Every record that follows should be copied exactly. No picture belongs in the copy.

'''

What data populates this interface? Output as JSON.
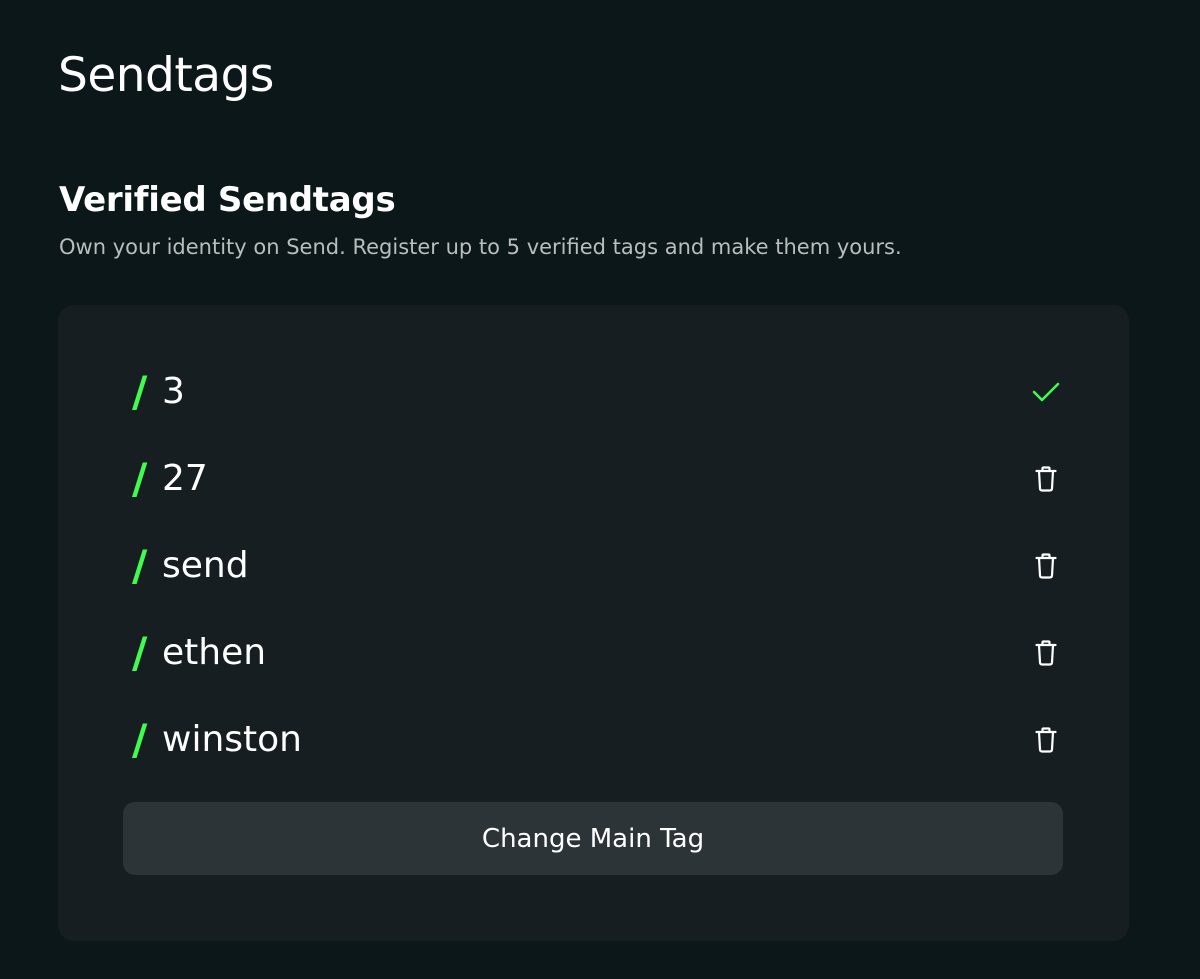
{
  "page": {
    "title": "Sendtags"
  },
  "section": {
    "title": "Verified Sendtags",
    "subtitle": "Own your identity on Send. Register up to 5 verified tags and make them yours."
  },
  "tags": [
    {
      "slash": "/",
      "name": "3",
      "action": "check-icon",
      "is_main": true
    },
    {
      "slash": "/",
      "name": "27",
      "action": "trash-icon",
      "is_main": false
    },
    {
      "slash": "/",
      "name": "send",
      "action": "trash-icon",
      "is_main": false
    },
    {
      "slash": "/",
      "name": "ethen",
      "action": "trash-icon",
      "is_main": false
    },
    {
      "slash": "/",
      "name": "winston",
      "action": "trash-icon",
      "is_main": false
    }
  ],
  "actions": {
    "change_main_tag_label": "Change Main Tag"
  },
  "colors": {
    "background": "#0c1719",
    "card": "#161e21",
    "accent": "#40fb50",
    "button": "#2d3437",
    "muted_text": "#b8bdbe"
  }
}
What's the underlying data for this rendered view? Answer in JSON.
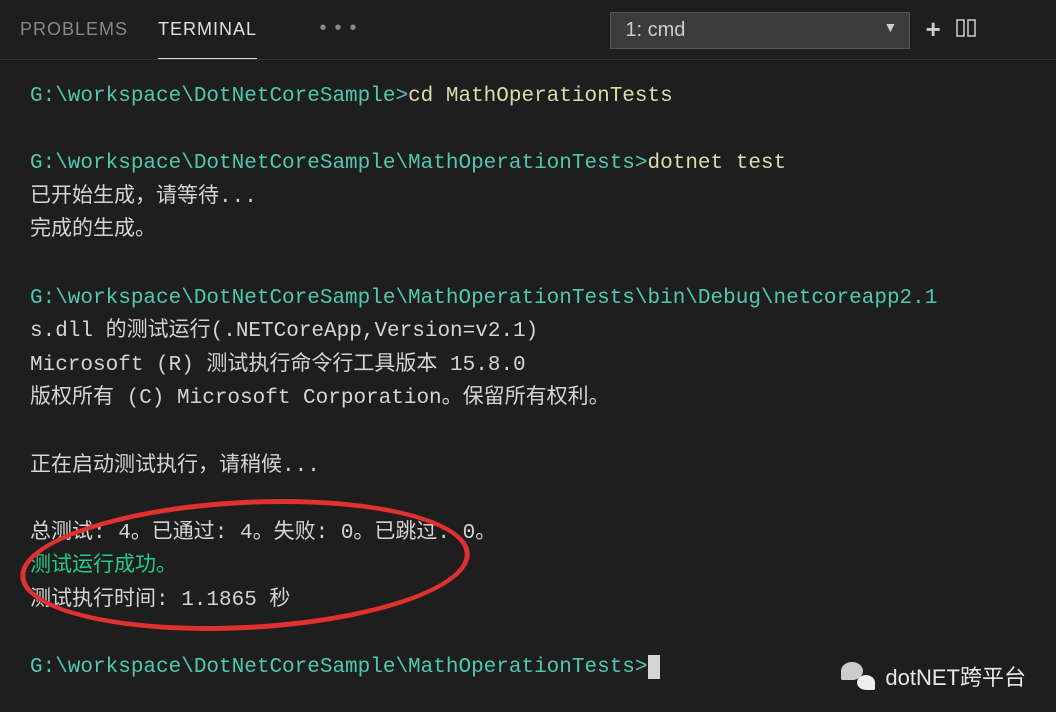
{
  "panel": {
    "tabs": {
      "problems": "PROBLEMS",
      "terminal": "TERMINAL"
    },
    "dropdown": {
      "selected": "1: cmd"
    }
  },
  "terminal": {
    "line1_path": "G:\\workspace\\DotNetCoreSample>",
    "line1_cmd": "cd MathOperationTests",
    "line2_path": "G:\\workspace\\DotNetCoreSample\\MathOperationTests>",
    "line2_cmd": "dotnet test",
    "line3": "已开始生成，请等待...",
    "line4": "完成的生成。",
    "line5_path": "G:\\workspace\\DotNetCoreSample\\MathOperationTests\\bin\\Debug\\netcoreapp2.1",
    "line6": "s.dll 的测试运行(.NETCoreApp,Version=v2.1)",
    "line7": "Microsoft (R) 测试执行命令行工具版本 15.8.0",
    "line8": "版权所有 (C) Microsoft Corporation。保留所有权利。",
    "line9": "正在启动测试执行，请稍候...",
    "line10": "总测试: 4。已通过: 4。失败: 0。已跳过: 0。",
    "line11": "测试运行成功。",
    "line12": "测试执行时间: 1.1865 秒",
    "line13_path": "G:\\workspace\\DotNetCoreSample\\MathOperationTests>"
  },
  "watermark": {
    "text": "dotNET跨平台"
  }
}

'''

# RESPONSE
What data populates this interface? Output as JSON.
{
  "page": {
    "title": "Sendtags"
  },
  "section": {
    "title": "Verified Sendtags",
    "subtitle": "Own your identity on Send. Register up to 5 verified tags and make them yours."
  },
  "tags": [
    {
      "slash": "/",
      "name": "3",
      "action": "check-icon",
      "is_main": true
    },
    {
      "slash": "/",
      "name": "27",
      "action": "trash-icon",
      "is_main": false
    },
    {
      "slash": "/",
      "name": "send",
      "action": "trash-icon",
      "is_main": false
    },
    {
      "slash": "/",
      "name": "ethen",
      "action": "trash-icon",
      "is_main": false
    },
    {
      "slash": "/",
      "name": "winston",
      "action": "trash-icon",
      "is_main": false
    }
  ],
  "actions": {
    "change_main_tag_label": "Change Main Tag"
  },
  "colors": {
    "background": "#0c1719",
    "card": "#161e21",
    "accent": "#40fb50",
    "button": "#2d3437",
    "muted_text": "#b8bdbe"
  }
}
What's the underlying data for this rendered view? Answer in JSON.
{
  "panel": {
    "tabs": {
      "problems": "PROBLEMS",
      "terminal": "TERMINAL"
    },
    "dropdown": {
      "selected": "1: cmd"
    }
  },
  "terminal": {
    "line1_path": "G:\\workspace\\DotNetCoreSample>",
    "line1_cmd": "cd MathOperationTests",
    "line2_path": "G:\\workspace\\DotNetCoreSample\\MathOperationTests>",
    "line2_cmd": "dotnet test",
    "line3": "已开始生成，请等待...",
    "line4": "完成的生成。",
    "line5_path": "G:\\workspace\\DotNetCoreSample\\MathOperationTests\\bin\\Debug\\netcoreapp2.1",
    "line6": "s.dll 的测试运行(.NETCoreApp,Version=v2.1)",
    "line7": "Microsoft (R) 测试执行命令行工具版本 15.8.0",
    "line8": "版权所有 (C) Microsoft Corporation。保留所有权利。",
    "line9": "正在启动测试执行，请稍候...",
    "line10": "总测试: 4。已通过: 4。失败: 0。已跳过: 0。",
    "line11": "测试运行成功。",
    "line12": "测试执行时间: 1.1865 秒",
    "line13_path": "G:\\workspace\\DotNetCoreSample\\MathOperationTests>"
  },
  "watermark": {
    "text": "dotNET跨平台"
  }
}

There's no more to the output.